Theodosia Browning runs a successful tea shop in the historic district of Charleston, SC. Her co-workers and friends include a stuffy tea expert and a talented chef who is using her cooking skills to put herself through business school. The book opens with them catering a candlelight concert fundraiser organized by another historic district business owner, Delaine Dish (one of my favorite character names ever). Just as the concert is over and the door opened to the room with refreshments, a grisly murder is discovered.
Theodosia, of course becomes involved in investigating the murder. She sees it as helping her friends and perhaps even helping Detective Tidwell of the Charleston Police. Pretty soon the plot twists are coming as fast as the tea references and by the end there are multiple mysteries resolved, but also several loose ends and wild coincidences left hanging.
I have read all of the previous books in this series in order (of course!), but I was rather disappointed in this one. I felt that the plot was thin and complicated with a resolution that came out of left field and was not well set up at all. Why Detective Tidwell doesn’t haul Theodosia in for interfering with the investigation is beyond me. The tea information even seemed somewhat awkward in this one. Rather than descriptions that made me want to try a new tea it was repetitive mentions of tea names with one or 2 word descriptions. There were simply too many tea names and not enough about them to make the mentions useful.
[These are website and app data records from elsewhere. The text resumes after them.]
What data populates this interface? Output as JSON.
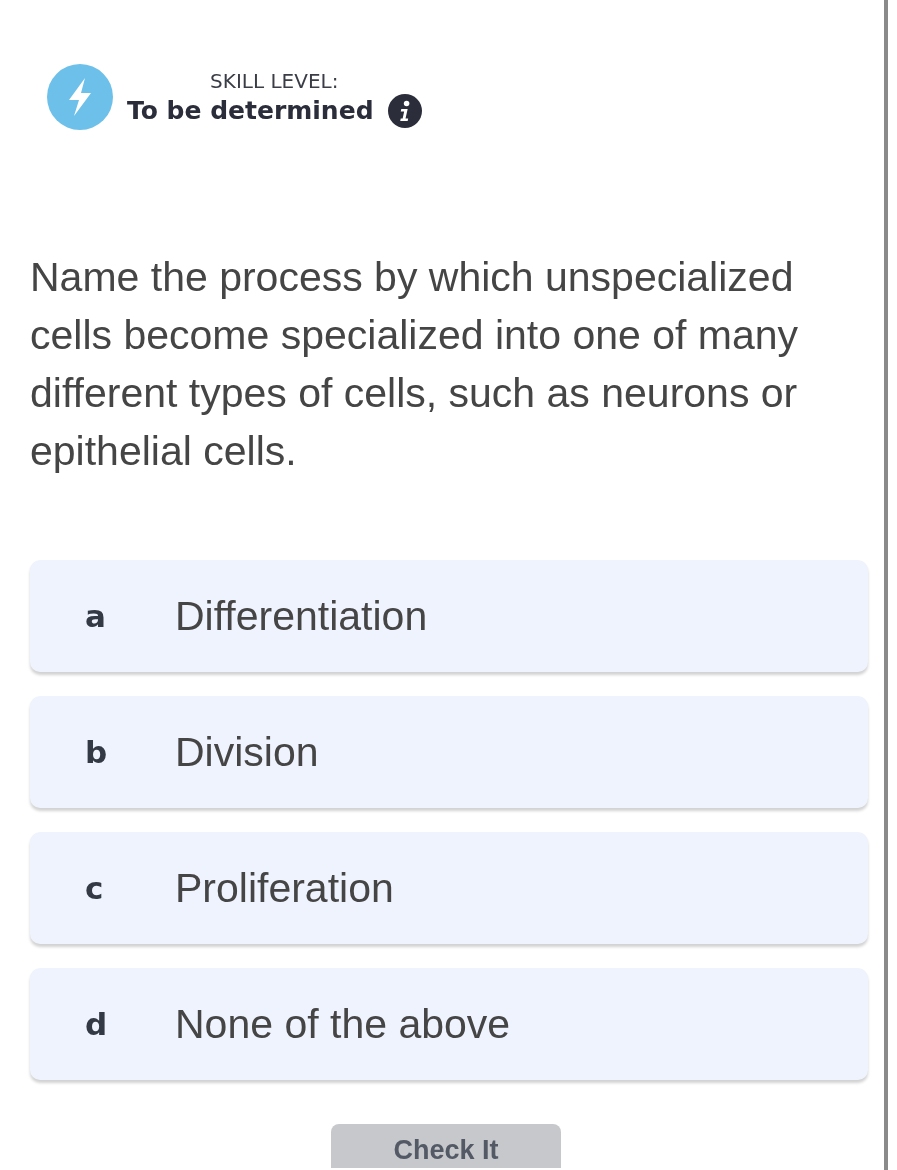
{
  "header": {
    "label": "SKILL LEVEL:",
    "value": "To be determined"
  },
  "question": "Name the process by which unspecialized cells become specialized into one of many different types of cells, such as neurons or epithelial cells.",
  "options": [
    {
      "letter": "a",
      "text": "Differentiation",
      "selected": false
    },
    {
      "letter": "b",
      "text": "Division",
      "selected": false
    },
    {
      "letter": "c",
      "text": "Proliferation",
      "selected": false
    },
    {
      "letter": "d",
      "text": "None of the above",
      "selected": false
    }
  ],
  "check_button": {
    "label": "Check It",
    "disabled": true
  }
}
At this point I’m likely to drop this series from my active list. Has anyone read the later books and can tell me whether this one was an anomaly or the beginning of a downward spiral?